Additionally, because this by-product modifies the behavior of important immune cells and prevents them from becoming fully active, it has potential as an inhibitor of common inflammatory diseases.
Trypanosomes are parasites of the mammalian bloodstream that rely on biting flies – like the tsetse fly — for transmission. They must constantly evade their hosts’ immune defenses through waves of infections, while simultaneously prolonging the survival of their hosts, so as to ensure life-cycle completion and future transmission via other biting flies.
Neither vaccination nor prophylactic intervention is possible, and all current treatments have associated limitations that restrict their application. Although cases of human infection have declined recently these parasites still represent a major societal burden across 36 sub-Saharan countries that are within range of the tsetse fly vector.
“The advantage for the parasite of excreting indolepyruvate is that it modulates the inflammatory and immune responses of the host — especially at the peaks of infection. This prolongs host survival and thereby potentiates the transmission of the parasite to the tsetse fly, which ensures it can complete its life cycle.”
“We are hopeful that by solving the riddle of the putrid camel pee, these new insights have unearthed a potential target for anti-trypanosome therapies, which are badly needed as sleeping sickness continues to claim a huge number of lives in sub-Saharan Africa.”
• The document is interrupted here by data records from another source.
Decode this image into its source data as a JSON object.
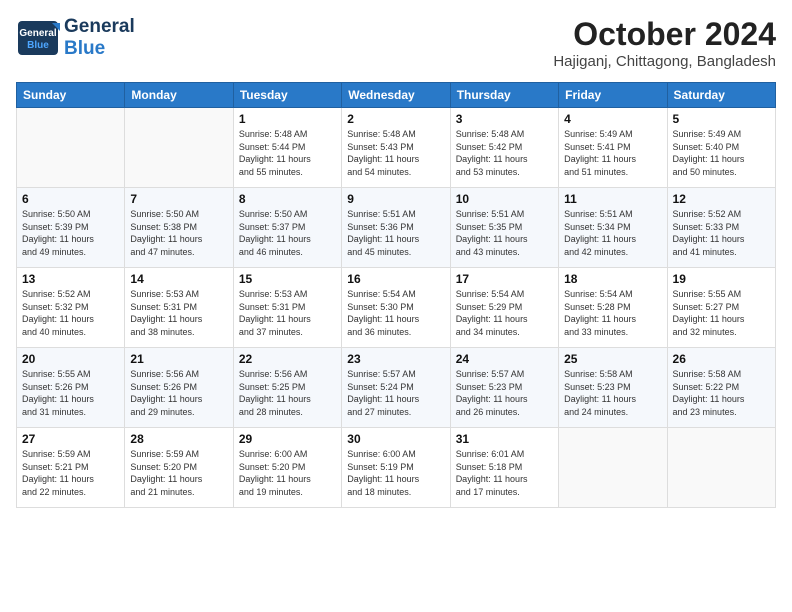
{
  "header": {
    "logo_general": "General",
    "logo_blue": "Blue",
    "month_title": "October 2024",
    "location": "Hajiganj, Chittagong, Bangladesh"
  },
  "weekdays": [
    "Sunday",
    "Monday",
    "Tuesday",
    "Wednesday",
    "Thursday",
    "Friday",
    "Saturday"
  ],
  "weeks": [
    [
      {
        "day": "",
        "info": ""
      },
      {
        "day": "",
        "info": ""
      },
      {
        "day": "1",
        "info": "Sunrise: 5:48 AM\nSunset: 5:44 PM\nDaylight: 11 hours\nand 55 minutes."
      },
      {
        "day": "2",
        "info": "Sunrise: 5:48 AM\nSunset: 5:43 PM\nDaylight: 11 hours\nand 54 minutes."
      },
      {
        "day": "3",
        "info": "Sunrise: 5:48 AM\nSunset: 5:42 PM\nDaylight: 11 hours\nand 53 minutes."
      },
      {
        "day": "4",
        "info": "Sunrise: 5:49 AM\nSunset: 5:41 PM\nDaylight: 11 hours\nand 51 minutes."
      },
      {
        "day": "5",
        "info": "Sunrise: 5:49 AM\nSunset: 5:40 PM\nDaylight: 11 hours\nand 50 minutes."
      }
    ],
    [
      {
        "day": "6",
        "info": "Sunrise: 5:50 AM\nSunset: 5:39 PM\nDaylight: 11 hours\nand 49 minutes."
      },
      {
        "day": "7",
        "info": "Sunrise: 5:50 AM\nSunset: 5:38 PM\nDaylight: 11 hours\nand 47 minutes."
      },
      {
        "day": "8",
        "info": "Sunrise: 5:50 AM\nSunset: 5:37 PM\nDaylight: 11 hours\nand 46 minutes."
      },
      {
        "day": "9",
        "info": "Sunrise: 5:51 AM\nSunset: 5:36 PM\nDaylight: 11 hours\nand 45 minutes."
      },
      {
        "day": "10",
        "info": "Sunrise: 5:51 AM\nSunset: 5:35 PM\nDaylight: 11 hours\nand 43 minutes."
      },
      {
        "day": "11",
        "info": "Sunrise: 5:51 AM\nSunset: 5:34 PM\nDaylight: 11 hours\nand 42 minutes."
      },
      {
        "day": "12",
        "info": "Sunrise: 5:52 AM\nSunset: 5:33 PM\nDaylight: 11 hours\nand 41 minutes."
      }
    ],
    [
      {
        "day": "13",
        "info": "Sunrise: 5:52 AM\nSunset: 5:32 PM\nDaylight: 11 hours\nand 40 minutes."
      },
      {
        "day": "14",
        "info": "Sunrise: 5:53 AM\nSunset: 5:31 PM\nDaylight: 11 hours\nand 38 minutes."
      },
      {
        "day": "15",
        "info": "Sunrise: 5:53 AM\nSunset: 5:31 PM\nDaylight: 11 hours\nand 37 minutes."
      },
      {
        "day": "16",
        "info": "Sunrise: 5:54 AM\nSunset: 5:30 PM\nDaylight: 11 hours\nand 36 minutes."
      },
      {
        "day": "17",
        "info": "Sunrise: 5:54 AM\nSunset: 5:29 PM\nDaylight: 11 hours\nand 34 minutes."
      },
      {
        "day": "18",
        "info": "Sunrise: 5:54 AM\nSunset: 5:28 PM\nDaylight: 11 hours\nand 33 minutes."
      },
      {
        "day": "19",
        "info": "Sunrise: 5:55 AM\nSunset: 5:27 PM\nDaylight: 11 hours\nand 32 minutes."
      }
    ],
    [
      {
        "day": "20",
        "info": "Sunrise: 5:55 AM\nSunset: 5:26 PM\nDaylight: 11 hours\nand 31 minutes."
      },
      {
        "day": "21",
        "info": "Sunrise: 5:56 AM\nSunset: 5:26 PM\nDaylight: 11 hours\nand 29 minutes."
      },
      {
        "day": "22",
        "info": "Sunrise: 5:56 AM\nSunset: 5:25 PM\nDaylight: 11 hours\nand 28 minutes."
      },
      {
        "day": "23",
        "info": "Sunrise: 5:57 AM\nSunset: 5:24 PM\nDaylight: 11 hours\nand 27 minutes."
      },
      {
        "day": "24",
        "info": "Sunrise: 5:57 AM\nSunset: 5:23 PM\nDaylight: 11 hours\nand 26 minutes."
      },
      {
        "day": "25",
        "info": "Sunrise: 5:58 AM\nSunset: 5:23 PM\nDaylight: 11 hours\nand 24 minutes."
      },
      {
        "day": "26",
        "info": "Sunrise: 5:58 AM\nSunset: 5:22 PM\nDaylight: 11 hours\nand 23 minutes."
      }
    ],
    [
      {
        "day": "27",
        "info": "Sunrise: 5:59 AM\nSunset: 5:21 PM\nDaylight: 11 hours\nand 22 minutes."
      },
      {
        "day": "28",
        "info": "Sunrise: 5:59 AM\nSunset: 5:20 PM\nDaylight: 11 hours\nand 21 minutes."
      },
      {
        "day": "29",
        "info": "Sunrise: 6:00 AM\nSunset: 5:20 PM\nDaylight: 11 hours\nand 19 minutes."
      },
      {
        "day": "30",
        "info": "Sunrise: 6:00 AM\nSunset: 5:19 PM\nDaylight: 11 hours\nand 18 minutes."
      },
      {
        "day": "31",
        "info": "Sunrise: 6:01 AM\nSunset: 5:18 PM\nDaylight: 11 hours\nand 17 minutes."
      },
      {
        "day": "",
        "info": ""
      },
      {
        "day": "",
        "info": ""
      }
    ]
  ]
}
Citation: Trypanosoma brucei metabolite indolepyruvate decreases HIF-1α and glycolysis in macrophages as a mechanism of innate immune evasion http://dx.doi.org/10.1073/pnas.1608221113